#### EXERCISE MATERIAL:
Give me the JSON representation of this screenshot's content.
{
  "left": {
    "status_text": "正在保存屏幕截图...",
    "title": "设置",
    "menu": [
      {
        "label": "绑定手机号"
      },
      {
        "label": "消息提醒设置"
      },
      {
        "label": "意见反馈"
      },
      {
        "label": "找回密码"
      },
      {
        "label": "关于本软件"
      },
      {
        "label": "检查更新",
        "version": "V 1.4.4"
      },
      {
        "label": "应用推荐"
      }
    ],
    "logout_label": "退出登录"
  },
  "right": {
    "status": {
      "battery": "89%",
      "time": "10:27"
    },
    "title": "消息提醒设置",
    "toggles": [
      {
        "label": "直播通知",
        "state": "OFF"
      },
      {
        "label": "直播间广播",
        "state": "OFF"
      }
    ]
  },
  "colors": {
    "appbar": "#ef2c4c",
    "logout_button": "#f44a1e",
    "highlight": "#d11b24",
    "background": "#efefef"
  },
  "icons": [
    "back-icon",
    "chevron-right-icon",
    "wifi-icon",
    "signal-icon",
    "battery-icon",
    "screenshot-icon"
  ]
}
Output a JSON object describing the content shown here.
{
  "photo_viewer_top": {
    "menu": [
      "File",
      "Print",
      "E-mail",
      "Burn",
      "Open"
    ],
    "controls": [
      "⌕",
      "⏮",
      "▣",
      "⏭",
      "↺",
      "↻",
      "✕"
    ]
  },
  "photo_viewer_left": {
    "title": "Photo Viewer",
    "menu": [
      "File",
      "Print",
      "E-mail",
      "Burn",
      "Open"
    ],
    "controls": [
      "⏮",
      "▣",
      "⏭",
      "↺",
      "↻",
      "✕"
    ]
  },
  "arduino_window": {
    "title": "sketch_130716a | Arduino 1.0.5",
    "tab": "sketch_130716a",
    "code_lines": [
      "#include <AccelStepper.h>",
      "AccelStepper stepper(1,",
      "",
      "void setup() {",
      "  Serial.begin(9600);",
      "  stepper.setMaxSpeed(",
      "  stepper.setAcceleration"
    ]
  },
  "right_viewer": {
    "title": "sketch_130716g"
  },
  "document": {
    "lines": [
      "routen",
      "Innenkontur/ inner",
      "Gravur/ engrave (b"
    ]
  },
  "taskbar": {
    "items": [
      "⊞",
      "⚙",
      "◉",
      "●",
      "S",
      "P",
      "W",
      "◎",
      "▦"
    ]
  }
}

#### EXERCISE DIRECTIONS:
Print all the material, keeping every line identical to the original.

#### PROBLEM SOLUTION:
Give me the JSON representation of this screenshot's content.
{
  "left": {
    "status_text": "正在保存屏幕截图...",
    "title": "设置",
    "menu": [
      {
        "label": "绑定手机号"
      },
      {
        "label": "消息提醒设置"
      },
      {
        "label": "意见反馈"
      },
      {
        "label": "找回密码"
      },
      {
        "label": "关于本软件"
      },
      {
        "label": "检查更新",
        "version": "V 1.4.4"
      },
      {
        "label": "应用推荐"
      }
    ],
    "logout_label": "退出登录"
  },
  "right": {
    "status": {
      "battery": "89%",
      "time": "10:27"
    },
    "title": "消息提醒设置",
    "toggles": [
      {
        "label": "直播通知",
        "state": "OFF"
      },
      {
        "label": "直播间广播",
        "state": "OFF"
      }
    ]
  },
  "colors": {
    "appbar": "#ef2c4c",
    "logout_button": "#f44a1e",
    "highlight": "#d11b24",
    "background": "#efefef"
  },
  "icons": [
    "back-icon",
    "chevron-right-icon",
    "wifi-icon",
    "signal-icon",
    "battery-icon",
    "screenshot-icon"
  ]
}
Output a JSON object describing the content shown here.
{
  "photo_viewer_top": {
    "menu": [
      "File",
      "Print",
      "E-mail",
      "Burn",
      "Open"
    ],
    "controls": [
      "⌕",
      "⏮",
      "▣",
      "⏭",
      "↺",
      "↻",
      "✕"
    ]
  },
  "photo_viewer_left": {
    "title": "Photo Viewer",
    "menu": [
      "File",
      "Print",
      "E-mail",
      "Burn",
      "Open"
    ],
    "controls": [
      "⏮",
      "▣",
      "⏭",
      "↺",
      "↻",
      "✕"
    ]
  },
  "arduino_window": {
    "title": "sketch_130716a | Arduino 1.0.5",
    "tab": "sketch_130716a",
    "code_lines": [
      "#include <AccelStepper.h>",
      "AccelStepper stepper(1,",
      "",
      "void setup() {",
      "  Serial.begin(9600);",
      "  stepper.setMaxSpeed(",
      "  stepper.setAcceleration"
    ]
  },
  "right_viewer": {
    "title": "sketch_130716g"
  },
  "document": {
    "lines": [
      "routen",
      "Innenkontur/ inner",
      "Gravur/ engrave (b"
    ]
  },
  "taskbar": {
    "items": [
      "⊞",
      "⚙",
      "◉",
      "●",
      "S",
      "P",
      "W",
      "◎",
      "▦"
    ]
  }
}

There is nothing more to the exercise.